Apple's October keynote was dominated by white dudes — again
At Thursday's "Hello Again" event, Apple presented its new MacBook Pro and their breakout feature, the Touch Bar. As with any high-profile product demonstration, it was an opportunity for Apple to broadcast the evolving face of the company and its leadership — especially after repeated criticism leveled at Apple for its diversity issues.
At the September iPhone 7 keynote event, women were noticeably absent, speaking for about eight minutes while men spoke for 99.
While introducing the MacBook Pro on Thursday, Apple showed some progress in gender parity onstage: Women spoke for approximately 16 minutes while men — mostly CEO Tim Cook, SVP of marketing Phil Schiller and SVP of software engineering Craig Federighi — spoke for 57.
Mic reached out to Apple for comment and will update with any response.
Whom Apple chooses to grace its keynote stage is important. And diversity initiatives shouldn't stop at having women onstage, having an African-American onstage or having a Canadian onstage. It's also important to look at how much time is dedicated to each group. Representation is about more than checking off boxes with brief cameos.
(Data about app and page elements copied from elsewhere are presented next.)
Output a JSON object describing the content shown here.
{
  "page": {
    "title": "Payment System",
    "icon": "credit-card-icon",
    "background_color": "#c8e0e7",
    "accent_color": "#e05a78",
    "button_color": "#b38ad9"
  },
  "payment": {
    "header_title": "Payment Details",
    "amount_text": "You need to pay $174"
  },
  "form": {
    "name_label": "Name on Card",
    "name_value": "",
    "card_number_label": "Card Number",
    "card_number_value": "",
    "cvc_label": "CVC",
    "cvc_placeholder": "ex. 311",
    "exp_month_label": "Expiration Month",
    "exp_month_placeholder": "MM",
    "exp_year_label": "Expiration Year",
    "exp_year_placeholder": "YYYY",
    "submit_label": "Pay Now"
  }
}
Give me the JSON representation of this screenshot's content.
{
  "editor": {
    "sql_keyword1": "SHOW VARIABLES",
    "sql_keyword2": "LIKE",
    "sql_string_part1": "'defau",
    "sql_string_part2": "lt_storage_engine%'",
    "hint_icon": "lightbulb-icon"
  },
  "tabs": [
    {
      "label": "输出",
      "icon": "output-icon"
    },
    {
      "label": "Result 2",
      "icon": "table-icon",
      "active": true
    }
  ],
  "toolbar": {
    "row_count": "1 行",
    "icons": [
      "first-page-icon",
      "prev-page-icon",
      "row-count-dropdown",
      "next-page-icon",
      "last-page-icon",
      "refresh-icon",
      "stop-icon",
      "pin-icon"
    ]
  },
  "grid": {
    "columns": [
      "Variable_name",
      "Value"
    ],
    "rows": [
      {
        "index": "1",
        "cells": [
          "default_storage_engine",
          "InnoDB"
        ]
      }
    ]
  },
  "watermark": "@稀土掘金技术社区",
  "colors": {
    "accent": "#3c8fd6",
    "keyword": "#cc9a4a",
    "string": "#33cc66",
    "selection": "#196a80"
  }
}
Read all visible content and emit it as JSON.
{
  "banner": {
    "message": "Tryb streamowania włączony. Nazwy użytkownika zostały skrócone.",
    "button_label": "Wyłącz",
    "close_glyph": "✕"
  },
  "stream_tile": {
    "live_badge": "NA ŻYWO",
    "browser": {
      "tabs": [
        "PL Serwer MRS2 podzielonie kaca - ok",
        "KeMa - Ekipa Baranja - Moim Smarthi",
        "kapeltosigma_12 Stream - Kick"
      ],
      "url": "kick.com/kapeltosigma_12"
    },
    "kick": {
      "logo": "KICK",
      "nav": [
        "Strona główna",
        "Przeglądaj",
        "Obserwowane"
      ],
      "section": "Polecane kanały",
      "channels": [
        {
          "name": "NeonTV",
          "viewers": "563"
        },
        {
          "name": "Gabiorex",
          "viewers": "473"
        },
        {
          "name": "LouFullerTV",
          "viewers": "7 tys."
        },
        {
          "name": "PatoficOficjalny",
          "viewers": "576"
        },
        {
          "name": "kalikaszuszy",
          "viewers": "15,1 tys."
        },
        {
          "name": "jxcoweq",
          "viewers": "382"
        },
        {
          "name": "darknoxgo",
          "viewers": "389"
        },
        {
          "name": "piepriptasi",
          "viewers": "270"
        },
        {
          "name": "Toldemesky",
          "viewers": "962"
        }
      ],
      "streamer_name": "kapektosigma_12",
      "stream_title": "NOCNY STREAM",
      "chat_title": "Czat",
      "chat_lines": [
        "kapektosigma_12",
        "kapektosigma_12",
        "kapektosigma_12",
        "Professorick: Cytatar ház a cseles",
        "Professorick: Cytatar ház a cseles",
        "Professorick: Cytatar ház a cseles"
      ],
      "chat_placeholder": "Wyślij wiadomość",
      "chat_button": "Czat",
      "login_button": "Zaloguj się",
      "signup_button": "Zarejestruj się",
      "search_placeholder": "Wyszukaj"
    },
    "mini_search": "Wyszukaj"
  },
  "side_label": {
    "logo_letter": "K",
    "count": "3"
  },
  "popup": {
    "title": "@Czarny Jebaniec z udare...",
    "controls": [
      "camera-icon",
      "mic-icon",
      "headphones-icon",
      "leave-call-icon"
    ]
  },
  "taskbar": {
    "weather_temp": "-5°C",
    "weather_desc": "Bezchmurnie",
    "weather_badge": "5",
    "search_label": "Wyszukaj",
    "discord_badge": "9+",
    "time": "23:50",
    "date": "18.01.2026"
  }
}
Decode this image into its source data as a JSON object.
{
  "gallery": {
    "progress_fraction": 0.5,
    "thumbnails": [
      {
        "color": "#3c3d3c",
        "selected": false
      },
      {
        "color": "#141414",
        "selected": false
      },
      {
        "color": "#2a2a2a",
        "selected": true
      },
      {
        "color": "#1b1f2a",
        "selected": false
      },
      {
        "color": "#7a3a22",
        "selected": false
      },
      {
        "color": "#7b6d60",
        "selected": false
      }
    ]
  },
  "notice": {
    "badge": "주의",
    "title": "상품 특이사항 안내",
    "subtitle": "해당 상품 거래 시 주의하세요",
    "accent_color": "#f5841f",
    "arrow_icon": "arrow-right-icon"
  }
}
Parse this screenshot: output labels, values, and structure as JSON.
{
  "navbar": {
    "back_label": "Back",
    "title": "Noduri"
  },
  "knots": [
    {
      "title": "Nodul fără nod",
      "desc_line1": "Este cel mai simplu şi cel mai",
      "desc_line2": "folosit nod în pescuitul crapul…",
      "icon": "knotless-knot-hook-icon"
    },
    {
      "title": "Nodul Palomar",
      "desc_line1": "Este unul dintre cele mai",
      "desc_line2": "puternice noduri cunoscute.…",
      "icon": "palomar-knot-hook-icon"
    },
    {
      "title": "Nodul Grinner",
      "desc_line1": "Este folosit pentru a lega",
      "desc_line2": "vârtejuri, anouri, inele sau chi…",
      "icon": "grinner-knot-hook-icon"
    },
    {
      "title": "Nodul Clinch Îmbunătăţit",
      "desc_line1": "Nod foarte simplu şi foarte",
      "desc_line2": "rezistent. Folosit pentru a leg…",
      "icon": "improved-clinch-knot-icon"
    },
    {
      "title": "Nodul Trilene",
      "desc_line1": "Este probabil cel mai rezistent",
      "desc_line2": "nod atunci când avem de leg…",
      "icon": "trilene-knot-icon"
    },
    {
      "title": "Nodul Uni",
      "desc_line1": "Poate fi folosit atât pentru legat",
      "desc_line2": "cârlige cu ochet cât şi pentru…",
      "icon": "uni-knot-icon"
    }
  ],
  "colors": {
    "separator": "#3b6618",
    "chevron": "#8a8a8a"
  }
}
Room for improvement
The October event began to shrink the disparity between the time men and women are granted onstage, but there's still a lot of space for growth.
First of all, this event carried a fraction of the hype of the iPhone 7 keynote. Additionally, like with Apple's iPhone event, women were exclusively brought onstage to demo a feature or product that a man had already unveiled.
Apple design lead Jen Folse demoed new Apple TV features. Apple vice president of product management and marketing Susan Prescott showed off video editing features using the already announced Touch Bar. Adobe experience design manager Bradee Evans — not an Apple employee — was the third woman brought onstage. Evans also showed off Photoshop features using the previously announced Touch Bar.
As for racial diversity, Thursday's event was as dismal as ever. Apple's own representation onstage was virtually 100% white — which, sadly, reflects the diversity in Apple's leadership.
Just like at the iPhone 7 keynote, people from underrepresented minority groups who took the stage Thursday all happened to work for other companies.
The September event featured two black men — Nike Brand president Trevor Edwards and Instagram head of design Ian Spalter — neither of whom work at Apple.
This month, José Hernández, a designer at Twitter, took the stage to demo tweet integration in Apple TV broadcasts. He didn't get to speak.